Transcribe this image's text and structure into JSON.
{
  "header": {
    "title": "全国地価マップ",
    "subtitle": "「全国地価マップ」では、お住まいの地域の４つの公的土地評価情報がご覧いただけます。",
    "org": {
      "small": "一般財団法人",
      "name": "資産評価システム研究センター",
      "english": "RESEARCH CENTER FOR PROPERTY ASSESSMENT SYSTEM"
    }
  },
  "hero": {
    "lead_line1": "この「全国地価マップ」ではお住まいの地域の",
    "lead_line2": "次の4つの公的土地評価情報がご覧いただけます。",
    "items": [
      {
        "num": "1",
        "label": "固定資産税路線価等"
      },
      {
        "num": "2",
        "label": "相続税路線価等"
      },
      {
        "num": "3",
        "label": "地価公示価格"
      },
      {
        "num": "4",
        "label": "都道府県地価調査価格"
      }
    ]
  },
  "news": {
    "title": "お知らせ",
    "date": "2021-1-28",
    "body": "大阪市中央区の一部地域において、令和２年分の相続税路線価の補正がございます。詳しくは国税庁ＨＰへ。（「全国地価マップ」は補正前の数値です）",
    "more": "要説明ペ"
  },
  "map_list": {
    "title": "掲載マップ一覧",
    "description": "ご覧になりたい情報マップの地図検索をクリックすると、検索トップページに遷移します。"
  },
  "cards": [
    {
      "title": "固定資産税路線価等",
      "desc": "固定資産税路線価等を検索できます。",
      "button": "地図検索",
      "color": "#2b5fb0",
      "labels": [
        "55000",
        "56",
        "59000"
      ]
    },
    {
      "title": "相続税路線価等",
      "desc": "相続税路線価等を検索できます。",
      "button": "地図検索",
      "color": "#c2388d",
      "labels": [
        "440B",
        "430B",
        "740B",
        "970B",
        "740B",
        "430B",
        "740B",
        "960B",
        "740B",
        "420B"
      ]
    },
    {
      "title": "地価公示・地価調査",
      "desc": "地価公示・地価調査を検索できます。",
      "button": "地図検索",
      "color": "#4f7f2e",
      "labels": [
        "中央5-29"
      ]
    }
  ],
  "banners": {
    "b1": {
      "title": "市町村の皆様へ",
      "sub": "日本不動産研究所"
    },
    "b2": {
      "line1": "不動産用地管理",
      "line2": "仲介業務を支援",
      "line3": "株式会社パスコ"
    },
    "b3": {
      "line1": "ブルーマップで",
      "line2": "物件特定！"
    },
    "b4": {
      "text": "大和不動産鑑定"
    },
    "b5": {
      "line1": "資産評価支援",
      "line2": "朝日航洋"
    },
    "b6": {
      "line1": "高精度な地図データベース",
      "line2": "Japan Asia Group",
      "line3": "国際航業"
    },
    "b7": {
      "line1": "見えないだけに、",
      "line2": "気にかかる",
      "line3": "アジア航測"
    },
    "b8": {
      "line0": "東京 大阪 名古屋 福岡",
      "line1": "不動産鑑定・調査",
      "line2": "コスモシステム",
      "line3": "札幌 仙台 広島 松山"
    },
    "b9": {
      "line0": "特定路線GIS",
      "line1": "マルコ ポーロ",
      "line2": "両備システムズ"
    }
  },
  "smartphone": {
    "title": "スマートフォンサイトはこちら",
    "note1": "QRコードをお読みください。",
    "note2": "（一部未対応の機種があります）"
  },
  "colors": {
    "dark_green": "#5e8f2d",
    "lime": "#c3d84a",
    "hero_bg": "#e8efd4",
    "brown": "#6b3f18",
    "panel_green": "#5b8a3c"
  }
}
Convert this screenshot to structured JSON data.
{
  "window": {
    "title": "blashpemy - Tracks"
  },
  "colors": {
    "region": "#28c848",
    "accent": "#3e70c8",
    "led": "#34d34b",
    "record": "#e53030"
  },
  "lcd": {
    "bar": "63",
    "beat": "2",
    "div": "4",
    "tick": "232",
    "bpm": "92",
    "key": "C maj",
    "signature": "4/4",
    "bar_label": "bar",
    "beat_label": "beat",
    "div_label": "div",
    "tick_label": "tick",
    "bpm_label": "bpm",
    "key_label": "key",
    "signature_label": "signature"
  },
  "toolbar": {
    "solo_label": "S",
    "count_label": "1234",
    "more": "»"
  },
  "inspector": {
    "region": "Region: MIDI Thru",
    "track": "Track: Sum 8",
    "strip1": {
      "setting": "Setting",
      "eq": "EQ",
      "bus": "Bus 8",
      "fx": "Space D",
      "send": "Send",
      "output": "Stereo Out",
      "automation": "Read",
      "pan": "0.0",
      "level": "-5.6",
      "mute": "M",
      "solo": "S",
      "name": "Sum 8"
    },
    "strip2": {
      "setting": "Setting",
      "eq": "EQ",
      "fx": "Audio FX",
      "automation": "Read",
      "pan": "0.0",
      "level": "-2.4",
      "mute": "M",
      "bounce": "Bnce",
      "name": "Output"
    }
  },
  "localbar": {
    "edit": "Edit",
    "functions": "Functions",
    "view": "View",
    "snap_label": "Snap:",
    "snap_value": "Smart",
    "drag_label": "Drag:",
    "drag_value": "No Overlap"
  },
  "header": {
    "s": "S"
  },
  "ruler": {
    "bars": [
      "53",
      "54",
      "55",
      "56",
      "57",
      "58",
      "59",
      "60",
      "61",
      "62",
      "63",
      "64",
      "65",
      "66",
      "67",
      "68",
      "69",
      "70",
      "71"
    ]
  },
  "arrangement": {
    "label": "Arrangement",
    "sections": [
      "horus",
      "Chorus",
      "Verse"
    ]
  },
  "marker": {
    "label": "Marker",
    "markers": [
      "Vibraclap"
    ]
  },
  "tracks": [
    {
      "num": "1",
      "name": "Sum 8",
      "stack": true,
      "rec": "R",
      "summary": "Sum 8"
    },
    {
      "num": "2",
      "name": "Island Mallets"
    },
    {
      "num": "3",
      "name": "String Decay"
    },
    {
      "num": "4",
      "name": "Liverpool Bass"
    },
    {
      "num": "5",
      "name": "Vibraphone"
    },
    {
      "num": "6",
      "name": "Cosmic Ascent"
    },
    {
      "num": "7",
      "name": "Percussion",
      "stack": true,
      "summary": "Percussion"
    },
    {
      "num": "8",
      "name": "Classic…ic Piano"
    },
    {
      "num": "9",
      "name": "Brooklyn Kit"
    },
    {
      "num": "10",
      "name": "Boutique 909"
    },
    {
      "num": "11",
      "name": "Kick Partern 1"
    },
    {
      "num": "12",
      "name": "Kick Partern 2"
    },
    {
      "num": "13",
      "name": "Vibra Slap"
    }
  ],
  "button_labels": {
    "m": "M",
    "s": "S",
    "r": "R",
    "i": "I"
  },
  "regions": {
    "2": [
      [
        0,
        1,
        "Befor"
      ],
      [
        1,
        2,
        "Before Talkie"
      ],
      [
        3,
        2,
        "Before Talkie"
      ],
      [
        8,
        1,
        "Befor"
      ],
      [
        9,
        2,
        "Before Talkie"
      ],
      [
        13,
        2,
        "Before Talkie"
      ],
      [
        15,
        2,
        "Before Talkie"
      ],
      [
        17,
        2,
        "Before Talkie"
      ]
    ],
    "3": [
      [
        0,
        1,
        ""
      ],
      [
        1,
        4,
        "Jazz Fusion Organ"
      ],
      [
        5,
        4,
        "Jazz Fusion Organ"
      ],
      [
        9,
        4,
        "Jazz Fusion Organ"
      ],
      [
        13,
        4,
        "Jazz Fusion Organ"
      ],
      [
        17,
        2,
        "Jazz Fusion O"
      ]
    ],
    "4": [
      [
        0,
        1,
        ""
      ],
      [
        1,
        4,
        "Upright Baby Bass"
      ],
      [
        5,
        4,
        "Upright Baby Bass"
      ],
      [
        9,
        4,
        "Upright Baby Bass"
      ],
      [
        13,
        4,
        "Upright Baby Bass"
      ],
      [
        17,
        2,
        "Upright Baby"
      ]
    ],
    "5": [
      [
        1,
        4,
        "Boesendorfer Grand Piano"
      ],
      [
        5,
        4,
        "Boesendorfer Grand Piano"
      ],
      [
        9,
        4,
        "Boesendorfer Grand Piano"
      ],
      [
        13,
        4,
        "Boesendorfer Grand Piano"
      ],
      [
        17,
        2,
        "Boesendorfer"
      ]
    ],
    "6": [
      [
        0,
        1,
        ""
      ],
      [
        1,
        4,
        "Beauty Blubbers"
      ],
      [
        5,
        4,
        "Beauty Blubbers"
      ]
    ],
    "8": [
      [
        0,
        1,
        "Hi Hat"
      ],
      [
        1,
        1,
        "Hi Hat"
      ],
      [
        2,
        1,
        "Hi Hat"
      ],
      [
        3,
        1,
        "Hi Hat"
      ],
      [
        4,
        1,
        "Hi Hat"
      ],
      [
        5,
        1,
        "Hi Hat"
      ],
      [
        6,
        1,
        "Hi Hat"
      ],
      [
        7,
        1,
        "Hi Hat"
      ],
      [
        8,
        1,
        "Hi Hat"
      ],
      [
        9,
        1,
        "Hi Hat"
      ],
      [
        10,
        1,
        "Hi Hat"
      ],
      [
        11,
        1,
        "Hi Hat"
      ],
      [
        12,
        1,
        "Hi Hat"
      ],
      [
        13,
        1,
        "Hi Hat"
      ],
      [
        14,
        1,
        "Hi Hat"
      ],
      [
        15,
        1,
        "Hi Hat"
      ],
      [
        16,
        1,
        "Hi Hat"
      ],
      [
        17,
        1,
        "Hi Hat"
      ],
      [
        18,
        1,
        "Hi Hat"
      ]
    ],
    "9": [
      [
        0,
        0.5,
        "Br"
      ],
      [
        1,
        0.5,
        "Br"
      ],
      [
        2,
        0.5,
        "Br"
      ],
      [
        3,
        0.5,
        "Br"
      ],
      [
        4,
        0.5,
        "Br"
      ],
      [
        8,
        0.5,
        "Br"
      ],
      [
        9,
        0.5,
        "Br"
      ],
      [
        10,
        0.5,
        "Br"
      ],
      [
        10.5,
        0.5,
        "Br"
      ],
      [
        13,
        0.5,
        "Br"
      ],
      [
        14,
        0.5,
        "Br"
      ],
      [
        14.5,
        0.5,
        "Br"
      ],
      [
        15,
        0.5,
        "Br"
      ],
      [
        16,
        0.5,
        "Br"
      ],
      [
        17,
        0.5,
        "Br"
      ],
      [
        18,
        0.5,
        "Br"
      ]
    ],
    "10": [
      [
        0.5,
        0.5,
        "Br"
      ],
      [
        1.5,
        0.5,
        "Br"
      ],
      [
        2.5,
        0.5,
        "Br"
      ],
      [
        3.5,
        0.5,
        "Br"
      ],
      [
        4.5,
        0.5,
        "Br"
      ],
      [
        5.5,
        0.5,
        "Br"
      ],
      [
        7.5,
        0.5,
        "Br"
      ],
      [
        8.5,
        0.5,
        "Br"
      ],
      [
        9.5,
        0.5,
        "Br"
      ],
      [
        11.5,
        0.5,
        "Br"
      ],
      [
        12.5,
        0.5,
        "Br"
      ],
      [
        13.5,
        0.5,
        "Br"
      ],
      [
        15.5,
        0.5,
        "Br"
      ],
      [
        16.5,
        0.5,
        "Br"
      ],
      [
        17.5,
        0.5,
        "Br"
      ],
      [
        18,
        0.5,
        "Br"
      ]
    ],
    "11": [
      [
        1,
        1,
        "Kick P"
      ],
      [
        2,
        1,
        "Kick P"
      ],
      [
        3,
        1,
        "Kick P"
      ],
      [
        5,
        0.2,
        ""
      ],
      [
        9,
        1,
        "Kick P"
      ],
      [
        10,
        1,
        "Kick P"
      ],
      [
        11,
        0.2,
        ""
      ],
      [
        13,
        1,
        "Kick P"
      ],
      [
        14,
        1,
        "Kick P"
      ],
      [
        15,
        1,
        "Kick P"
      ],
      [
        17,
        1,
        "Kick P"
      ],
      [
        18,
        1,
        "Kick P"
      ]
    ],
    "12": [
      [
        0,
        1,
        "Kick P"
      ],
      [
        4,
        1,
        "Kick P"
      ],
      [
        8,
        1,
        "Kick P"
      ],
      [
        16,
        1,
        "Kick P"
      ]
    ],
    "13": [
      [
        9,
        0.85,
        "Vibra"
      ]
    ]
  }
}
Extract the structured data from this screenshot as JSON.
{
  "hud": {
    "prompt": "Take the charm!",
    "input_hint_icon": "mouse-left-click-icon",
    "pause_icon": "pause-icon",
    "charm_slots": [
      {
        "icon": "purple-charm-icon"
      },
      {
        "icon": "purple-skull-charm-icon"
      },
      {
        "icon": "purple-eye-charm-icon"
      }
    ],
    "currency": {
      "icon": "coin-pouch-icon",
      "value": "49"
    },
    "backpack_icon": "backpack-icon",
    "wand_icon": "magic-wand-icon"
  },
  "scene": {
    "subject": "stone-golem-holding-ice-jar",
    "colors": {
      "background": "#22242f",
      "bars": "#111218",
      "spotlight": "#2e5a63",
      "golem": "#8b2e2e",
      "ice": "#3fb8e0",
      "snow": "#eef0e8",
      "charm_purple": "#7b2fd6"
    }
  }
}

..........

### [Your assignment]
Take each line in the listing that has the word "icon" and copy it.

### [Output of the exercise]
    "input_hint_icon": "mouse-left-click-icon",
    "pause_icon": "pause-icon",
        "icon": "purple-charm-icon"
        "icon": "purple-skull-charm-icon"
        "icon": "purple-eye-charm-icon"
      "icon": "coin-pouch-icon",
    "backpack_icon": "backpack-icon",
    "wand_icon": "magic-wand-icon"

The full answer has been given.